During the 2014-15 Ebola outbreak in West Africa, Red Cross teams went door-to-door and worked with community elders and religious leaders to ensure families knew about how the virus is spread, what the symptoms are, and the importance of early treatment. Besides the door-to-door visits to deliver key messages and enter into a dialogue, the Red Cross is using a range of communication channels, from television soap opera and interactive radio programmes to SMS messaging to promote behaviour change.
Myths were debunked, the truth was told. The disease is not airborne, or spread in water, or passed on by witchcraft or evil doers. It comes from direct contact with the bodily fluids of an infected person.From the community in turn, structured feedback provided a wealth of information and data.
Community engagement was not new but the needs thrown up by Ebola had established it as an essential tool found across the board of operations.
Communities in action
Mary Juana was a nurse at the ‘kindergarten’ at the IFRC Ebola treatment centre in Kono, Sierra Leone. She is also an Ebola survivor. This is her story.
[ed. note: Data @ IFRC is a blog series to share highlights from the Red Cross Red Crescent Secretariat and National Societies. We will include learning opportunities and thought pieces on all things data from ethics to evidence.] Information Managemen …
“We believe this sickness that was killing us was God’s punishment to Liberia because we are not going by his words.” Regular caller to the radio programme The 2014 Ebola outbreak in West Africa was the largest and most complex since the Ebola virus w …

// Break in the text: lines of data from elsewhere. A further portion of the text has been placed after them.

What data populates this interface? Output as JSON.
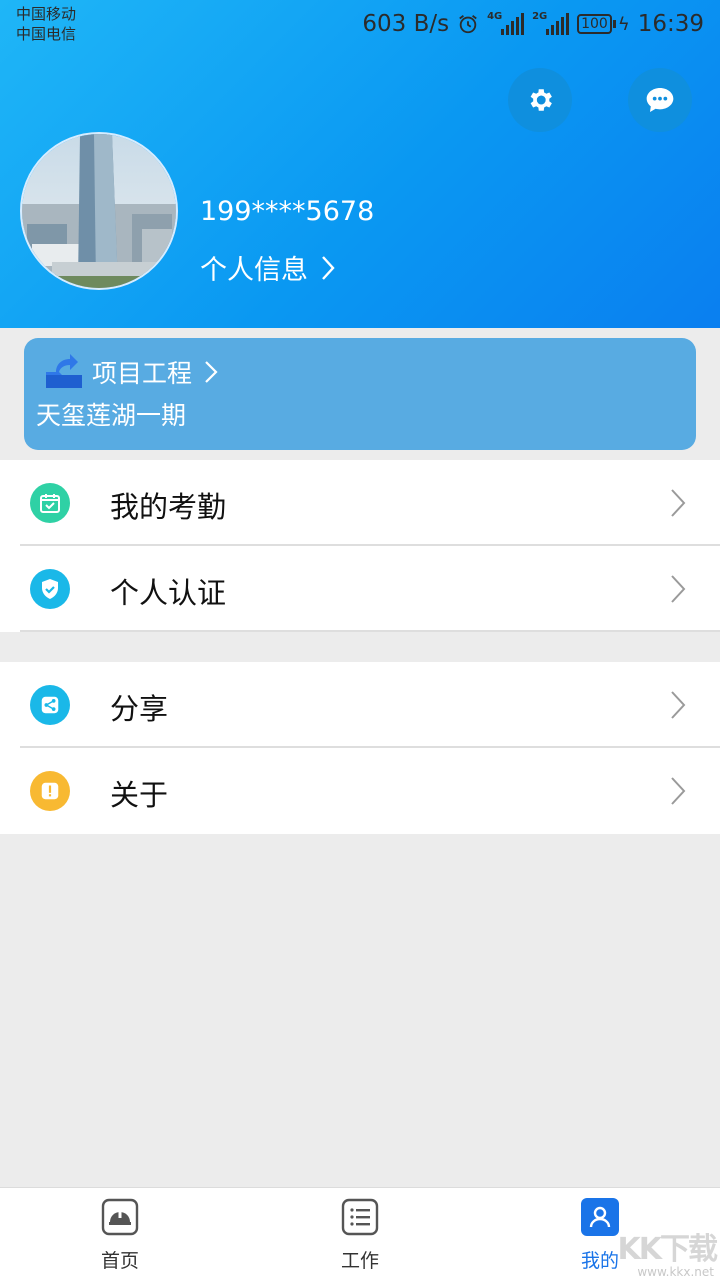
{
  "status_bar": {
    "carrier_1": "中国移动",
    "carrier_2": "中国电信",
    "net_speed": "603 B/s",
    "signal_1_tag": "4G",
    "signal_2_tag": "2G",
    "battery": "100",
    "time": "16:39"
  },
  "profile": {
    "phone": "199****5678",
    "info_link_label": "个人信息"
  },
  "project": {
    "title": "项目工程",
    "name": "天玺莲湖一期"
  },
  "menu_group_1": [
    {
      "label": "我的考勤",
      "icon": "calendar-check-icon",
      "color": "#2fd1a5"
    },
    {
      "label": "个人认证",
      "icon": "shield-check-icon",
      "color": "#1ab8e8"
    }
  ],
  "menu_group_2": [
    {
      "label": "分享",
      "icon": "share-icon",
      "color": "#1ab8e8"
    },
    {
      "label": "关于",
      "icon": "exclamation-icon",
      "color": "#f8b932"
    }
  ],
  "tabs": [
    {
      "label": "首页",
      "icon": "helmet-icon"
    },
    {
      "label": "工作",
      "icon": "list-icon"
    },
    {
      "label": "我的",
      "icon": "user-icon",
      "active": true
    }
  ],
  "watermark": {
    "text": "www.kkx.net",
    "big": "KK下载"
  },
  "colors": {
    "header_start": "#1fb6f7",
    "header_end": "#0a7ff0",
    "project_card": "#58abe2",
    "active_tab": "#1a74e8"
  }
}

When the Ebola virus disease erupted in Guinea in December 2013 and quickly spread to Liberia and Sierra Leone, Gambians considered the outbreak as a distant cry until six months later when it struck neighbouring Senegal and Mali. As the second smallest country in West Africa, Gambians feared that if Ebola ever struck their soil, it would have devastating consequences on the small population of 1.8 million people.